• INSTRUCTIONS TO FOLLOW: When a line below contains the string "symbol", show that line.

• RECORDS FOR THE TASK:
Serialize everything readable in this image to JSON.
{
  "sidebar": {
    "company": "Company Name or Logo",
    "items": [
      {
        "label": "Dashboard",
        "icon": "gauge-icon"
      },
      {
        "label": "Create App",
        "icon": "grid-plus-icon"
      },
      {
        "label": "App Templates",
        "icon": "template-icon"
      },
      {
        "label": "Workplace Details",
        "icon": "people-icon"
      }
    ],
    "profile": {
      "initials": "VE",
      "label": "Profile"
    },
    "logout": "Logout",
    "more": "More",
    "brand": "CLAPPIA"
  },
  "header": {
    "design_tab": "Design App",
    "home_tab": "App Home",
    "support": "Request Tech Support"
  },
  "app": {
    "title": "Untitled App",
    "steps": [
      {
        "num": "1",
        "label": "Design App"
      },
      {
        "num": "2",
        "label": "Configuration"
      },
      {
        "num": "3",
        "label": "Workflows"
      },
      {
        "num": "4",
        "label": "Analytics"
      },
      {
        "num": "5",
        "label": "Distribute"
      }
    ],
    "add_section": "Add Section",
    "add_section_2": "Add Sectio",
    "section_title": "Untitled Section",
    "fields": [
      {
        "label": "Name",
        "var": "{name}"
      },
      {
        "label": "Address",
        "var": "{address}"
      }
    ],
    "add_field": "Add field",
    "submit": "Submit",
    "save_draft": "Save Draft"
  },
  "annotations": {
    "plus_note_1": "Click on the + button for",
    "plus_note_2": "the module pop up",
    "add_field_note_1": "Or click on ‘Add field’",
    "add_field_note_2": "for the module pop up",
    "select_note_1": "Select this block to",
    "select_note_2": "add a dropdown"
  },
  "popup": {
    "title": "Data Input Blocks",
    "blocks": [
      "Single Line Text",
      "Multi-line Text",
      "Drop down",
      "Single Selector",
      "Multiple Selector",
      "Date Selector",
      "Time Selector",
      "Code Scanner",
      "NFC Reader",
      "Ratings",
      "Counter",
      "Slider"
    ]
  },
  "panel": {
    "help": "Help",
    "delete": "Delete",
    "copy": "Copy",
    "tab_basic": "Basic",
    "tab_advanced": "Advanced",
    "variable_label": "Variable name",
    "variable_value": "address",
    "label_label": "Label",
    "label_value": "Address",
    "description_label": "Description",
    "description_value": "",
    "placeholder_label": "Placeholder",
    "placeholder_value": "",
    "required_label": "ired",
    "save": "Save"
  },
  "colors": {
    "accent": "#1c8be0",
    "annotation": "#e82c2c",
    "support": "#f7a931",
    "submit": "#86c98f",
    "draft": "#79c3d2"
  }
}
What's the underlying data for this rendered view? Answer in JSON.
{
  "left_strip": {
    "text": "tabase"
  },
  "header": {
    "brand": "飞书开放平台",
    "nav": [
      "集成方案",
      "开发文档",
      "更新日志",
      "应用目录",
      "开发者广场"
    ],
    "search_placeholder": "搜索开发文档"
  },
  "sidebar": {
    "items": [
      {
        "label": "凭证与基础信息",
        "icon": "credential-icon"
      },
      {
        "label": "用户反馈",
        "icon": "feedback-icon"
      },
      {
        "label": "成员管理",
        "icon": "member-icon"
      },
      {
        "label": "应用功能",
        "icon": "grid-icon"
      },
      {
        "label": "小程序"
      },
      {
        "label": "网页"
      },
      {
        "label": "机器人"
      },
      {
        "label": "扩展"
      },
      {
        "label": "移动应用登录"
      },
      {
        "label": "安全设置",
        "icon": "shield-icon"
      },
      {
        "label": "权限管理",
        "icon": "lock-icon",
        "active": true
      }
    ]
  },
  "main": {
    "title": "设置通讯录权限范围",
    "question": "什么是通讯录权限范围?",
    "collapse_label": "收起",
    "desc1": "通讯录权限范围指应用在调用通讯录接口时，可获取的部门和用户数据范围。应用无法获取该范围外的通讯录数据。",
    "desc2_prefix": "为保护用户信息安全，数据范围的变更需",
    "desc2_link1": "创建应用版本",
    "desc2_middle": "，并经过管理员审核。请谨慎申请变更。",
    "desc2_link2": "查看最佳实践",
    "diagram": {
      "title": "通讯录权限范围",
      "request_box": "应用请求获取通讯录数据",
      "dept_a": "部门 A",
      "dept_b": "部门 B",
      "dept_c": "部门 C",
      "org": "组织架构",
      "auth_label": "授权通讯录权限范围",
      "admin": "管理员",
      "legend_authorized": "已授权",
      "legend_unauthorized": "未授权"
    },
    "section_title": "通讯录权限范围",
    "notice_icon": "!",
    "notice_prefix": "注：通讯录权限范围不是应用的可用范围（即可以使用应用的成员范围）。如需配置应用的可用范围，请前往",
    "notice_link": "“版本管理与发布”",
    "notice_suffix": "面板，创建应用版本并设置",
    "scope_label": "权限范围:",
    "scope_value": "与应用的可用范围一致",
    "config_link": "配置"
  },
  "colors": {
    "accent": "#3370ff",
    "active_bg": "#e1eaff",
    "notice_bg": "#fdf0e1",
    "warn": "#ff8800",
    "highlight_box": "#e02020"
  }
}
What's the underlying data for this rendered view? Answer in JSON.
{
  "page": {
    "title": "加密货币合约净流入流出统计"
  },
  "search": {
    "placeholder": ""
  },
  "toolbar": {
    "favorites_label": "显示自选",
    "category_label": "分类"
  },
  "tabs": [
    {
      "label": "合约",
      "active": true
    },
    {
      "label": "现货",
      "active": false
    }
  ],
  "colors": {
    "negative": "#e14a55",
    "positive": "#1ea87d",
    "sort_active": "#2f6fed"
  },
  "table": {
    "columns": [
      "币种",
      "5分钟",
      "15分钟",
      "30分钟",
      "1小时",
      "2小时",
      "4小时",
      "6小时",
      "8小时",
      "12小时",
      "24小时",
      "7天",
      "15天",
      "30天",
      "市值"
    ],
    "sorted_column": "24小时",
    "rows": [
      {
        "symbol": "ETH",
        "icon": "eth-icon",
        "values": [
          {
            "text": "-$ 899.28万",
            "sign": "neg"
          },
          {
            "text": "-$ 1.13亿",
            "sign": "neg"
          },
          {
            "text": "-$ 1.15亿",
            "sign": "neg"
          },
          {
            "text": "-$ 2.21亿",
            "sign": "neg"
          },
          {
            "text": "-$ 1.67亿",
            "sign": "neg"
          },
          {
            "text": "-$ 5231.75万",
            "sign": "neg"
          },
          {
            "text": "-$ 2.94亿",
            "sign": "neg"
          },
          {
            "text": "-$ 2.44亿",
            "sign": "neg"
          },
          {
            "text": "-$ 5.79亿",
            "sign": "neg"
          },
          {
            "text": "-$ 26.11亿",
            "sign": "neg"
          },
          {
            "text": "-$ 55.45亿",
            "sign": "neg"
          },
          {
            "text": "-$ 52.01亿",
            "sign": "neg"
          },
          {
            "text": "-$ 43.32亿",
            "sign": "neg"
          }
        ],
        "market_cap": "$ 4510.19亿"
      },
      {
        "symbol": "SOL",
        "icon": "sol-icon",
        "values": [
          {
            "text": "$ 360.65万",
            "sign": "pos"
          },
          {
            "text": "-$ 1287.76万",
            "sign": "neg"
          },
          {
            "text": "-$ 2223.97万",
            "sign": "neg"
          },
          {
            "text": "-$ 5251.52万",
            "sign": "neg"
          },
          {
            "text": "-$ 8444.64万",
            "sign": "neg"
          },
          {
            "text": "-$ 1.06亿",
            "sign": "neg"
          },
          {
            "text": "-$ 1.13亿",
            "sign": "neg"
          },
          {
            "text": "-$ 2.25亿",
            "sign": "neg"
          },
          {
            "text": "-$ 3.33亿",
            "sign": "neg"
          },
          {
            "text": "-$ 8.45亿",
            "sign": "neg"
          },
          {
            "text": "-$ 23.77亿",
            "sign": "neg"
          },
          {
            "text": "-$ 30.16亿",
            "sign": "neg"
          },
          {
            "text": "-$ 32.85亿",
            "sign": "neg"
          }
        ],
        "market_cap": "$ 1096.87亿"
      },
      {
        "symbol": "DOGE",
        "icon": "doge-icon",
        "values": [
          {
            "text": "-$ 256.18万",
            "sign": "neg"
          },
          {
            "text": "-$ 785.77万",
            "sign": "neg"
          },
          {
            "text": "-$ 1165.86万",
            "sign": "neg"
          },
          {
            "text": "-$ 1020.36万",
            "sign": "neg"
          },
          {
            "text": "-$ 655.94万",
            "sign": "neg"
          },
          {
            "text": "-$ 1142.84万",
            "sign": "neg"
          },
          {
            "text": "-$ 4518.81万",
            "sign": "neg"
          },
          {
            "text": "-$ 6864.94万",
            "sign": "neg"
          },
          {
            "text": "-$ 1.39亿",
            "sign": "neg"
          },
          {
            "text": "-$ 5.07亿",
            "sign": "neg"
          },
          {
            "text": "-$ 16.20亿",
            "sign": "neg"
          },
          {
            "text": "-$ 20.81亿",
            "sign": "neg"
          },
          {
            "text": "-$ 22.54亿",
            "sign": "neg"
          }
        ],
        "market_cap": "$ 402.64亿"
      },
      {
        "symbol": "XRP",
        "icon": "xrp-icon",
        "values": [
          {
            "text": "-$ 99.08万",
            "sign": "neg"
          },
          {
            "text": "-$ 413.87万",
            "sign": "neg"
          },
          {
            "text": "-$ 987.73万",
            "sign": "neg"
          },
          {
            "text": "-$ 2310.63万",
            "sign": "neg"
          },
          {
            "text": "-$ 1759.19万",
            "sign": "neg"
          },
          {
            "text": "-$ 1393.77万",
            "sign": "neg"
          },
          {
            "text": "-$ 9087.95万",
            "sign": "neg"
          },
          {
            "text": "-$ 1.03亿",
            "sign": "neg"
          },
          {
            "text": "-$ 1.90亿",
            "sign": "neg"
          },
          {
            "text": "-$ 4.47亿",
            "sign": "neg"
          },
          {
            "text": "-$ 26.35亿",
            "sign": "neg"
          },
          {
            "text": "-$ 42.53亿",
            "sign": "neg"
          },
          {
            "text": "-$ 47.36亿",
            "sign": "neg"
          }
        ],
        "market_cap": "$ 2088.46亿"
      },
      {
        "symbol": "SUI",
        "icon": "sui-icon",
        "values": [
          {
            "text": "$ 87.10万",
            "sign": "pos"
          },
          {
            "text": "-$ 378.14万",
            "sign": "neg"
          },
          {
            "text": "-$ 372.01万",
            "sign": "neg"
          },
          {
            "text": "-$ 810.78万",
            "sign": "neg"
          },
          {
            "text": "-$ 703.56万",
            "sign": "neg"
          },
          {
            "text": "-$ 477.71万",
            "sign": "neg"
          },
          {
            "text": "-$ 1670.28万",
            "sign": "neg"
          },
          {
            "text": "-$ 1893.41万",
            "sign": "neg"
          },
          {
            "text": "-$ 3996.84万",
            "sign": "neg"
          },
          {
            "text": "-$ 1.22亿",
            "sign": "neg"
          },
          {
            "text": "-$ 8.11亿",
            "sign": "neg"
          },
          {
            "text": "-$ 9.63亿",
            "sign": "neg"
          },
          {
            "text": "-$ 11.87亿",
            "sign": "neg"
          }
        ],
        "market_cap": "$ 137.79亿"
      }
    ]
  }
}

• OUTPUT OF THE TASK:
        "symbol": "ETH",
        "symbol": "SOL",
        "symbol": "DOGE",
        "symbol": "XRP",
        "symbol": "SUI",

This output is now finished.